"I don't….I'm fine," Jess muttered.

"That wasn't a request. Dean, why don't you walk with Jess to the nurse's office and make sure he gets there okay. Come straight back to class afterward, Mr. Forrester."

"No problem, Mrs. Edwards," Dean said as he got up and followed Jess out of the room.

I should have just gone to the office the first time she said it, then I wouldn't have to have this fucking bag boy escorting me, Jess thought darkly. He tried to walk quickly, but Dean caught up. Damn his freakishly long legs.

"Hey, you okay man?" Dean asked.

"Fine," Jess spat the word out between gritted teeth.

"You look like you're gonna puke."

"That's a distinct possibility, so you might want to back off a little." Jess found this whole episode to be deeply humiliating and suddenly wished he was back in New York where he could have just stayed in his own bed all day and no one would even have noticed that he skipped school, especially not Liz.

"Hey man, I was just trying to be nice. You don't have to bite my head off."

Jess didn't respond. They were almost to the nurse's office, and he was ready to be rid of bag boy. Dean reached the door first and knocked. Mrs. Oliver, a middle aged woman in scrubs and a sweater with short graying hair opened the door.

"Dean Forrester, what brings you here?" she asked.

"Mrs. Edwards asked me to walk Jess Mariano here from English class." Dean gestured vaguely in Jess' direction.

"Well that was very nice of you Dean. Say hi to your mom for me! Come on in Jess."

Jess brushed past Dean through the doorway of the nurse's office and stood there, hands in his pockets, looking around. It looked like a doctor's office, and he had never been very fond of doctor's offices.

"Hop up on the table, Mr. Mariano. Let's have a look at you, Mrs. Oliver said, gesturing toward the tall cot in the middle of the room.

He took a seat on the end, and she began checking his ears, eyes, nose and throat with a light. She felt the glands in his neck, and was listening to his chest with her stethoscope when he suddenly realized how bad he really felt. "I think I'm going to be sick," he said in a rush.

To her credit, Mrs. Oliver had great reflexes and handed him a plastic basin from a nearby table before he started vomiting. He hadn't eaten anything all day, but he'd had a soda around lunchtime hoping that it would settle his stomach. After a few minutes, he put the basin back on the table and wiped his mouth on the sleeve of his jacket. He couldn't believe that had just happened. He just wanted to go home and hide for a week.

"Feel better now?" Asked Mrs. Oliver.

"No." Jess slumped forward, arms wrapped around his stomach.

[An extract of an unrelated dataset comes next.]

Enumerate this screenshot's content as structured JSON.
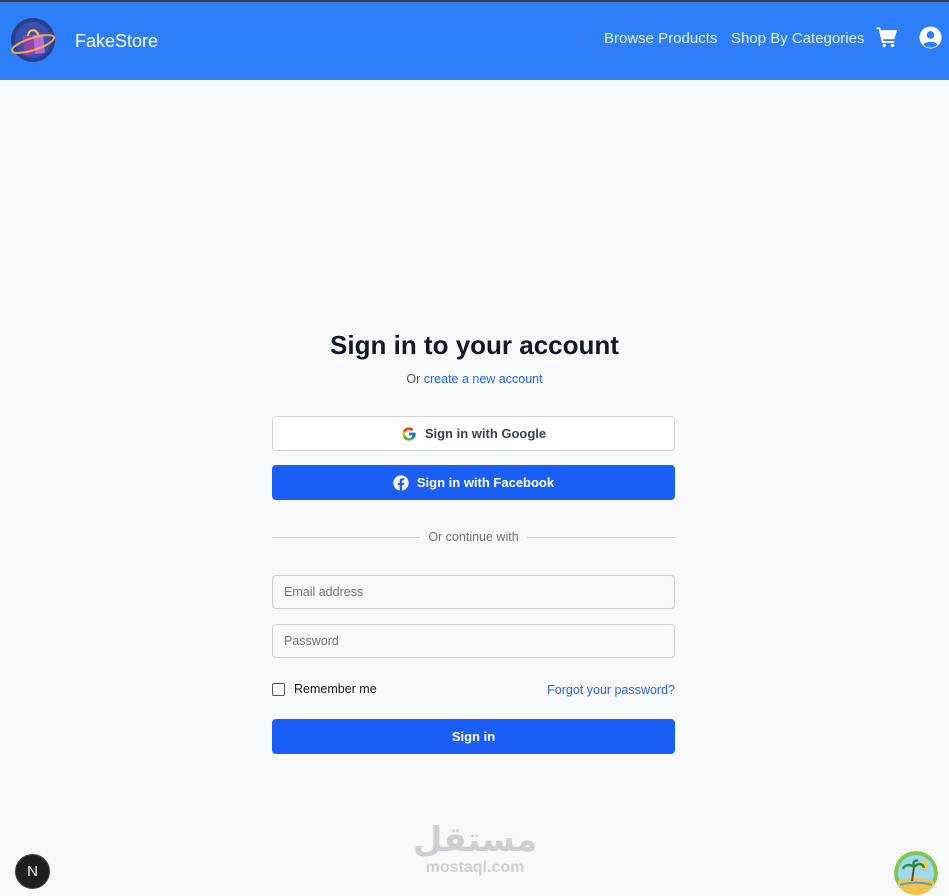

"Okay, well just one more thing and then you can go home." Mrs. Oliver gently put the tip of the digital thermometer in Jess' ear and waited a few seconds for it to register. "Alright," she said, "I'll just go call your uncle and have him pick you up."

"Can't I just walk home? I mean I can see it from the school."

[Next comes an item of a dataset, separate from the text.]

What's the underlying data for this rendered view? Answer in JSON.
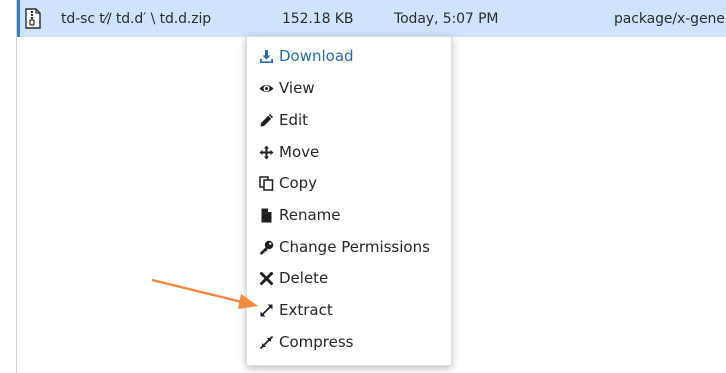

"Nope, sorry, school policy. If you're too sick to be at school, then your parent or guardian has to come pick you up so you don't pass out in the street on your way home and we don't get sued."

"I won't sue you, I promise, we're not a very litigious family."

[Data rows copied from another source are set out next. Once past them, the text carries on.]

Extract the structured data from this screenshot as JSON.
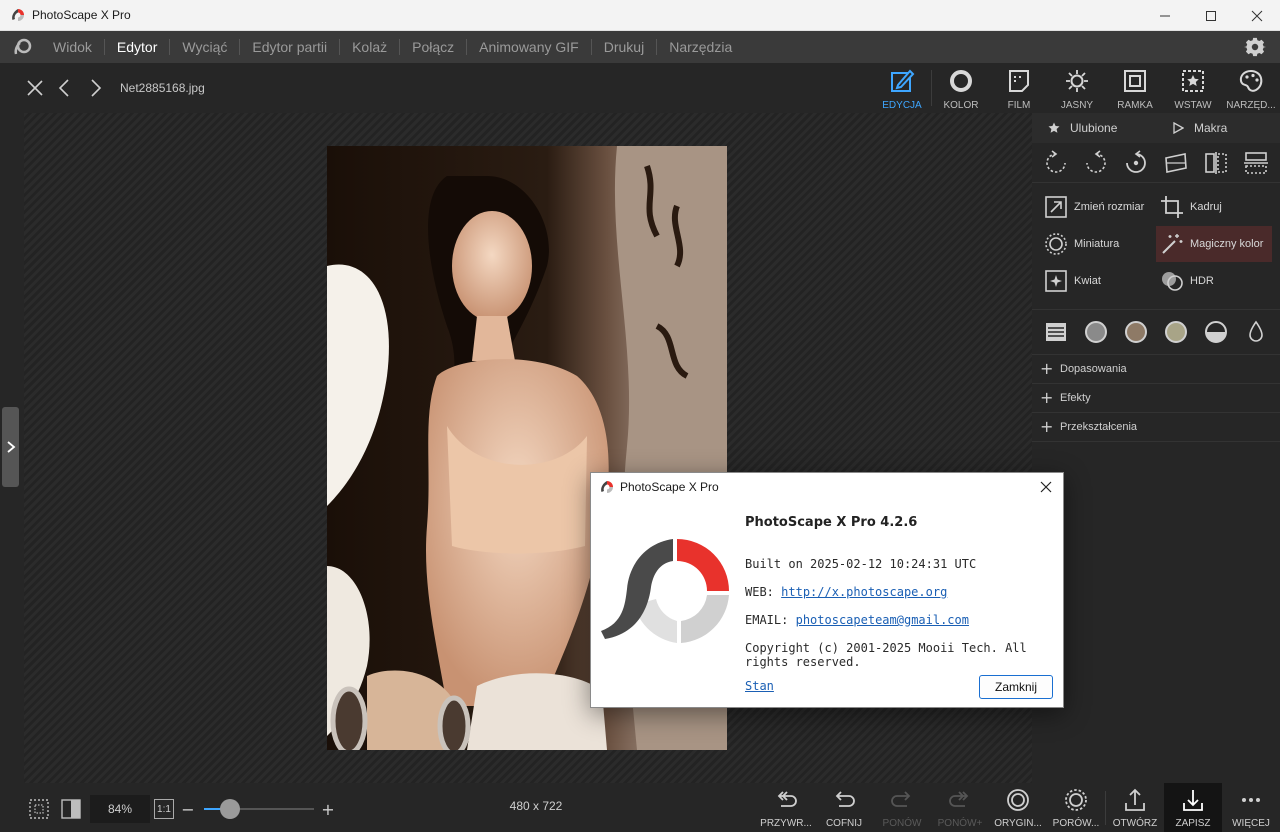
{
  "window": {
    "title": "PhotoScape X Pro"
  },
  "menu": {
    "items": [
      {
        "label": "Widok",
        "active": false
      },
      {
        "label": "Edytor",
        "active": true
      },
      {
        "label": "Wyciąć",
        "active": false
      },
      {
        "label": "Edytor partii",
        "active": false
      },
      {
        "label": "Kolaż",
        "active": false
      },
      {
        "label": "Połącz",
        "active": false
      },
      {
        "label": "Animowany GIF",
        "active": false
      },
      {
        "label": "Drukuj",
        "active": false
      },
      {
        "label": "Narzędzia",
        "active": false
      }
    ]
  },
  "toolbar": {
    "filename": "Net2885168.jpg",
    "modes": [
      {
        "label": "EDYCJA",
        "icon": "edit-icon",
        "active": true
      },
      {
        "label": "KOLOR",
        "icon": "color-icon"
      },
      {
        "label": "FILM",
        "icon": "film-icon"
      },
      {
        "label": "JASNY",
        "icon": "light-icon"
      },
      {
        "label": "RAMKA",
        "icon": "frame-icon"
      },
      {
        "label": "WSTAW",
        "icon": "insert-icon"
      },
      {
        "label": "NARZĘD...",
        "icon": "tools-icon"
      }
    ]
  },
  "panel": {
    "favorites": "Ulubione",
    "macros": "Makra",
    "tools": [
      {
        "label": "Zmień rozmiar",
        "icon": "resize-icon"
      },
      {
        "label": "Kadruj",
        "icon": "crop-icon"
      },
      {
        "label": "Miniatura",
        "icon": "miniature-icon"
      },
      {
        "label": "Magiczny kolor",
        "icon": "magic-wand-icon",
        "highlight": true
      },
      {
        "label": "Kwiat",
        "icon": "bloom-icon"
      },
      {
        "label": "HDR",
        "icon": "hdr-icon"
      }
    ],
    "sections": [
      "Dopasowania",
      "Efekty",
      "Przekształcenia"
    ]
  },
  "bottom": {
    "zoom": "84%",
    "one_to_one": "1:1",
    "zoom_level": 0.18,
    "dimensions": "480 x 722",
    "actions": [
      {
        "label": "PRZYWR...",
        "icon": "revert-icon",
        "disabled": false
      },
      {
        "label": "COFNIJ",
        "icon": "undo-icon",
        "disabled": false
      },
      {
        "label": "PONÓW",
        "icon": "redo-icon",
        "disabled": true
      },
      {
        "label": "PONÓW+",
        "icon": "redo-all-icon",
        "disabled": true
      },
      {
        "label": "ORYGIN...",
        "icon": "original-icon",
        "disabled": false
      },
      {
        "label": "PORÓW...",
        "icon": "compare-icon",
        "disabled": false
      },
      {
        "label": "OTWÓRZ",
        "icon": "share-icon",
        "disabled": false
      },
      {
        "label": "ZAPISZ",
        "icon": "save-icon",
        "disabled": false
      },
      {
        "label": "WIĘCEJ",
        "icon": "more-icon",
        "disabled": false
      }
    ]
  },
  "dialog": {
    "title": "PhotoScape X Pro",
    "heading": "PhotoScape X Pro 4.2.6",
    "built": "Built on 2025-02-12 10:24:31 UTC",
    "web_label": "WEB:",
    "web_url": "http://x.photoscape.org",
    "email_label": "EMAIL:",
    "email": "photoscapeteam@gmail.com",
    "copyright": "Copyright (c) 2001-2025 Mooii Tech. All rights reserved.",
    "status_link": "Stan",
    "close_button": "Zamknij"
  },
  "colors": {
    "accent": "#3ea6ff",
    "logo_red": "#e8322c",
    "logo_dark": "#4a4a4a"
  }
}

"Sorry, I gotta call your uncle. I'm sure he won't mind." Mrs. Oliver picked up the school directory on her desk and dialed Luke's number. "Hello, Mr. Danes? This is Mrs. Oliver at Stars Hollow High. We need you to come pick Jess up."

There was a pause.

"What? Nothing, he hasn't done anything."

Another pause.

"Sir, I'm the school nurse. I'm calling because Jess was sent to my office by one of his teachers because he was feeling ill. He is running a fever of 102 degrees and throwing up. Will you please come take him home?"

Another pause, longer this time, Luke was probably frantically apologizing.

"It's alright Mr. Danes, we'll see you soon." Mrs. Oliver hung up the phone. She looked at Jess, "You get in trouble a lot, sugar?"

"Guess so." Jess said.

"You can lie down on the table there, sugar. I'm sure your uncle will be here soon." Mrs. Oliver picked up the basin from the table and went into the adjoining room where he heard water running.

Her suggestion that he lie down was more and more tempting by the second, especially since the temperature in the room seemed to have dropped about twenty degrees suddenly and he couldn't stop shivering, but he remained seated at the end of the table.